Dataset rows for apps and sites:
+ + + +

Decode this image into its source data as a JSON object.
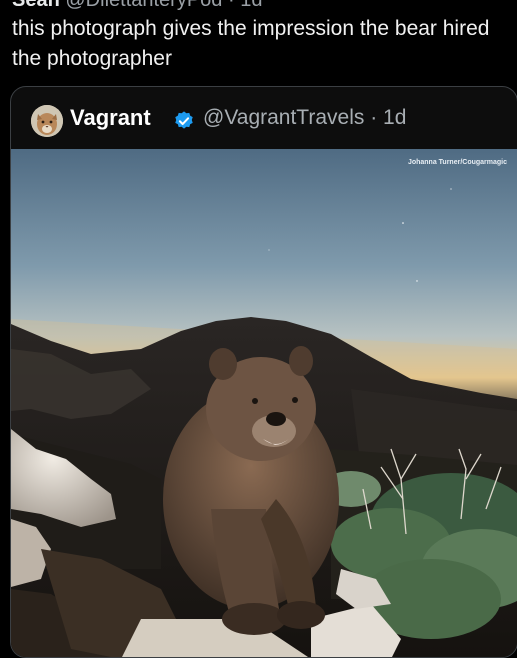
{
  "header": {
    "display_name_cut": "Sean",
    "handle_cut": "@DilettanteryPod · 1d"
  },
  "tweet": {
    "text": "this photograph gives the impression the bear hired the photographer"
  },
  "quote": {
    "name": "Vagrant",
    "handle_time": "@VagrantTravels · 1d",
    "photo_credit": "Johanna Turner/Cougarmagic",
    "colors": {
      "verified": "#1d9bf0",
      "sky_top": "#4f6b83",
      "sky_horizon": "#e9c98e",
      "bear": "#5a4536"
    },
    "icons": [
      "verified-badge-icon",
      "avatar-cougar-icon"
    ]
  }
}
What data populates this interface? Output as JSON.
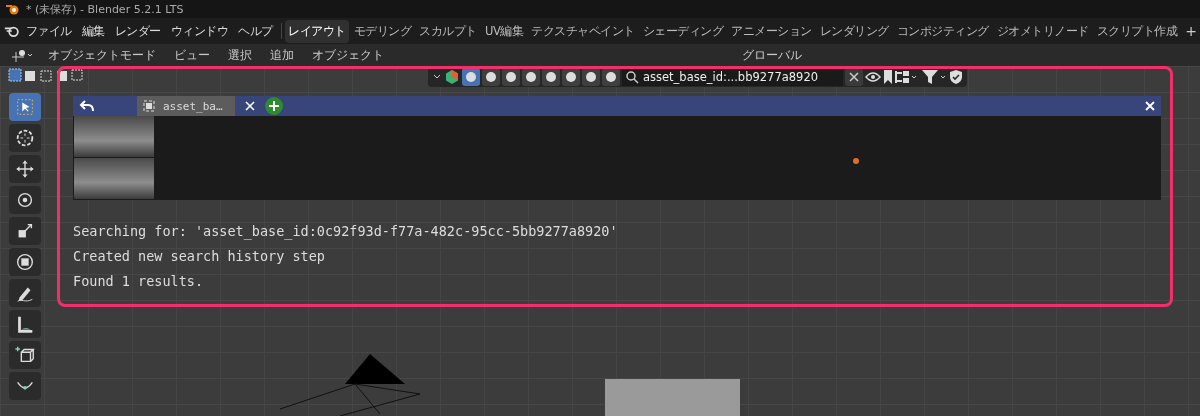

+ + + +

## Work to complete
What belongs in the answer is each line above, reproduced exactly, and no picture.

## Exercise answer
Decode this image into its source data as a JSON object.
{
  "header": {
    "display_name_cut": "Sean",
    "handle_cut": "@DilettanteryPod · 1d"
  },
  "tweet": {
    "text": "this photograph gives the impression the bear hired the photographer"
  },
  "quote": {
    "name": "Vagrant",
    "handle_time": "@VagrantTravels · 1d",
    "photo_credit": "Johanna Turner/Cougarmagic",
    "colors": {
      "verified": "#1d9bf0",
      "sky_top": "#4f6b83",
      "sky_horizon": "#e9c98e",
      "bear": "#5a4536"
    },
    "icons": [
      "verified-badge-icon",
      "avatar-cougar-icon"
    ]
  }
}
What data populates this interface? Output as JSON.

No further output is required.